Step 1: You get in the car ad sit down. There’s something about every VW product that just feels so good.

Step 2: You insert the key and engage the ignition. The car starts so damn nicely. If feels and sounds good.

Step 3: You shift into first gear. The knob feels good, the clutch feels good, the liquid motion of pushing the stick into first feels exquisite.

Step 4: You accelerate forward.

Each step alone is enough to make you fall in love, but when you combine all four together, it’s a sure thing. However, if you’re a real hard case and these four steps are not enough to make you feel amorous toward some sheet metal, then wait until dark when you get to do it all by the glow of the incredibly sexy cobalt blue interior lights.

The GTI is irresistible. In my opinion, the only thing preventing Volkswagens in general, and the GTI in particular, from being universally accepted as the world’s most perfect automobiles are their exterior designs. Don’t get me wrong, I personally like them and find them a refreshing change in a car-world where so many vehicles are only differentiated by the maker’s name and model designation (Hello, Detroit!). But let’s face facts, not everyone appreciates Volkswagen’s designs. Incredibly, there are even some people that don’t like how the new Beetle looks. Of course, these are probably the same people that don’t think that E.T. the Extraterrestrial was one of the greatest movies ever made.

Now, as I said, I don’t have a problem with VW designs. However, I don’t think that the GTI’s design, for example, appropriately expresses just how great the car is. For example, a couple of years ago, when I first had the opportunity to evaluate a GTI, I drove the car from my office to a local shopping mall for lunch. I went through all of the above mentioned steps and fell in love with it. From inside the vehicle, I felt like I was driving the best sports car on the market. I didn’t think about what the car looked like, just what the thing drove like. Mentally I went through a comparison against everything from the Mitsubishi Eclipse to the Boxster to the NSX. And from a pure driving perspective, this GTI was incredible.

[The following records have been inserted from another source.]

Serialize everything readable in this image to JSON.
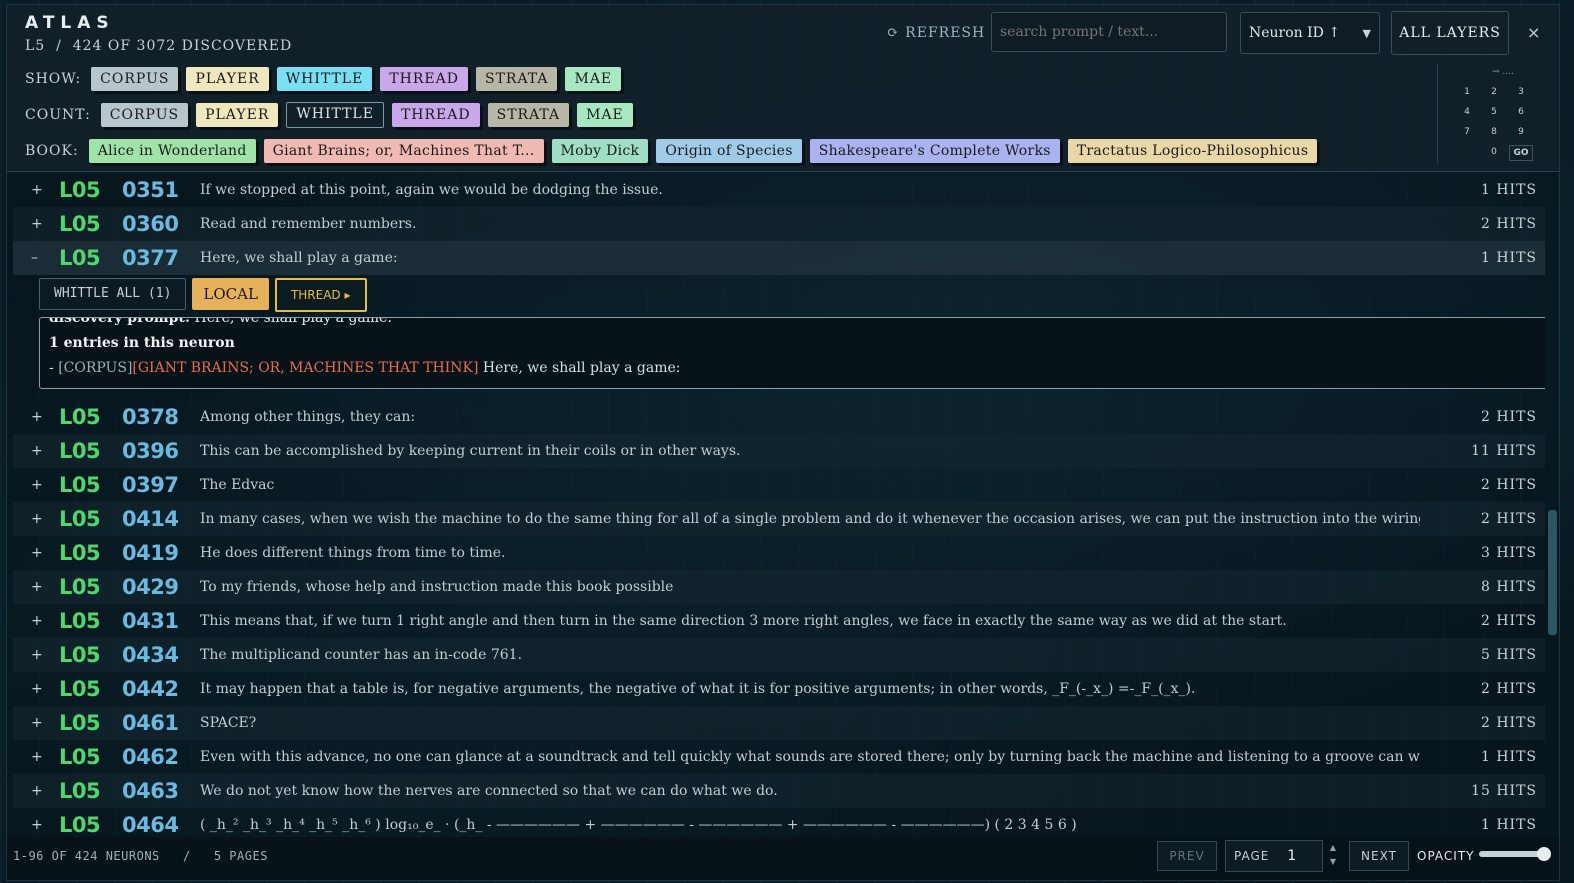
{
  "colors": {
    "corpus": "#b7c6cc",
    "player": "#efe7bd",
    "whittle": "#79dff2",
    "thread": "#c9a7ea",
    "strata": "#b8b6a4",
    "mae": "#a8e8c0",
    "layer_id": "#4cd86a",
    "neuron_id": "#6ab9df",
    "book_highlight": "#ea6b4b"
  },
  "header": {
    "logo": "ATLAS",
    "subtitle": "L5  /  424 OF 3072 DISCOVERED",
    "refresh_icon": "refresh-icon",
    "refresh_label": "⟳ REFRESH",
    "search_placeholder": "search prompt / text...",
    "sort_value": "Neuron ID ↑",
    "all_layers_label": "ALL LAYERS",
    "close_label": "×"
  },
  "filters": {
    "show_label": "SHOW:",
    "show": [
      "CORPUS",
      "PLAYER",
      "WHITTLE",
      "THREAD",
      "STRATA",
      "MAE"
    ],
    "count_label": "COUNT:",
    "count": [
      "CORPUS",
      "PLAYER",
      "WHITTLE",
      "THREAD",
      "STRATA",
      "MAE"
    ],
    "book_label": "BOOK:",
    "books": [
      {
        "label": "Alice in Wonderland",
        "color": "#9fe3a8"
      },
      {
        "label": "Giant Brains; or, Machines That T...",
        "color": "#f0b9b2"
      },
      {
        "label": "Moby Dick",
        "color": "#9fe0c4"
      },
      {
        "label": "Origin of Species",
        "color": "#9fcae8"
      },
      {
        "label": "Shakespeare's Complete Works",
        "color": "#aab3ef"
      },
      {
        "label": "Tractatus Logico-Philosophicus",
        "color": "#ead7a8"
      }
    ]
  },
  "keypad": {
    "arrow": "→ ....",
    "keys": [
      "1",
      "2",
      "3",
      "4",
      "5",
      "6",
      "7",
      "8",
      "9",
      "0"
    ],
    "go": "GO"
  },
  "rows": [
    {
      "toggle": "+",
      "layer": "L05",
      "id": "0351",
      "text": "If we stopped at this point, again we would be dodging the issue.",
      "hits": "1 HITS"
    },
    {
      "toggle": "+",
      "layer": "L05",
      "id": "0360",
      "text": "Read and remember numbers.",
      "hits": "2 HITS"
    },
    {
      "toggle": "–",
      "layer": "L05",
      "id": "0377",
      "text": "Here, we shall play a game:",
      "hits": "1 HITS"
    },
    {
      "toggle": "+",
      "layer": "L05",
      "id": "0378",
      "text": "Among other things, they can:",
      "hits": "2 HITS"
    },
    {
      "toggle": "+",
      "layer": "L05",
      "id": "0396",
      "text": "This can be accomplished by keeping current in their coils or in other ways.",
      "hits": "11 HITS"
    },
    {
      "toggle": "+",
      "layer": "L05",
      "id": "0397",
      "text": "The Edvac",
      "hits": "2 HITS"
    },
    {
      "toggle": "+",
      "layer": "L05",
      "id": "0414",
      "text": "In many cases, when we wish the machine to do the same thing for all of a single problem and do it whenever the occasion arises, we can put the instruction into the wiring of a plu",
      "hits": "2 HITS"
    },
    {
      "toggle": "+",
      "layer": "L05",
      "id": "0419",
      "text": "He does different things from time to time.",
      "hits": "3 HITS"
    },
    {
      "toggle": "+",
      "layer": "L05",
      "id": "0429",
      "text": "To my friends, whose help and instruction made this book possible",
      "hits": "8 HITS"
    },
    {
      "toggle": "+",
      "layer": "L05",
      "id": "0431",
      "text": "This means that, if we turn 1 right angle and then turn in the same direction 3 more right angles, we face in exactly the same way as we did at the start.",
      "hits": "2 HITS"
    },
    {
      "toggle": "+",
      "layer": "L05",
      "id": "0434",
      "text": "The multiplicand counter has an in-code 761.",
      "hits": "5 HITS"
    },
    {
      "toggle": "+",
      "layer": "L05",
      "id": "0442",
      "text": "It may happen that a table is, for negative arguments, the negative of what it is for positive arguments; in other words, _F_(-_x_) =-_F_(_x_).",
      "hits": "2 HITS"
    },
    {
      "toggle": "+",
      "layer": "L05",
      "id": "0461",
      "text": "SPACE?",
      "hits": "2 HITS"
    },
    {
      "toggle": "+",
      "layer": "L05",
      "id": "0462",
      "text": "Even with this advance, no one can glance at a soundtrack and tell quickly what sounds are stored there; only by turning back the machine and listening to a groove can we determine",
      "hits": "1 HITS"
    },
    {
      "toggle": "+",
      "layer": "L05",
      "id": "0463",
      "text": "We do not yet know how the nerves are connected so that we can do what we do.",
      "hits": "15 HITS"
    },
    {
      "toggle": "+",
      "layer": "L05",
      "id": "0464",
      "text": "( _h_² _h_³ _h_⁴ _h_⁵ _h_⁶ ) log₁₀_e_ · (_h_ - —————— + —————— - —————— + —————— - ——————) ( 2 3 4 5 6 )",
      "hits": "1 HITS"
    }
  ],
  "expanded": {
    "whittle_all": "WHITTLE ALL (1)",
    "local": "LOCAL",
    "thread": "THREAD ▸",
    "prompt_label": "discovery prompt:",
    "prompt_text": "Here, we shall play a game:",
    "entries": "1 entries in this neuron",
    "entry_prefix": "- ",
    "entry_corpus": "[CORPUS]",
    "entry_book": "[GIANT BRAINS; OR, MACHINES THAT THINK]",
    "entry_text": " Here, we shall play a game:"
  },
  "footer": {
    "count": "1-96 OF 424 NEURONS   /   5 PAGES",
    "prev": "PREV",
    "page_label": "PAGE",
    "page_value": "1",
    "next": "NEXT",
    "opacity_label": "OPACITY",
    "opacity_value": 1.0
  }
}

Arriving at the mall, I parked the car, exited it and pushed the button on the remote control to lock the doors. About an hour later I emerged from the mall and headed for the car. Walking down the aisle that I thought was the correct aisle; I couldn’t find the GTI. I walked up the aisle, back down it again and then over to the adjacent aisles. Suddenly, the dreaded “Oh, no, they’ve stolen the car!” thought exploded in my head. “What a bummer,” I thought. “I’ll be blacklisted from the auto writers guild forever!”

I flipped open my cell phone and began to call the police. Thinking that I would have to give the police the vehicle’s license plate number, I reached into my pocket for the car keys, which contained the car’s identification information. Looking at the car keys and remote control I realized my mistake; I was looking for an exotic sports car because mentally I was driving an exotic sports car. Of course in actuality I was just driving a GTI, and there it was, right in front of me. It is true that I’m getting older, and I occasionally have “senior moments.” But this mistake wasn’t the result of a run-of-the-mill senior moment; this was a question of a secret identity. Disguised beneath the cloak of a mild-mannered Golf hatchback is an extraordinary sports car with chameleon-like super powers that allows it blend in with the surroundings.

This is a true story, and I tell it every time I recommend the GTI to a prospective buyer. I always add that if you don’t care for how the car looks, think of it as a very clever anti-theft feature.

Recently, I had the opportunity to evaluate the latest GTI model with the optional 200-hp VR6 engine and 6-speed manual gearbox. If the GTI with its standard 1.8 liter turbocharged engine is the secret identity super hero that I say it is, then the GTI with the VR6 motor is like being Clark Kent on steroids.

The 1.8T model is priced just under $19,000; with the optional Tiptronic automatic transmission it’s just under $20,000; and the VR6 version costs about $22,000. If you’d like to experience what a car should drive like, I urge you to test drive one as quickly as possible.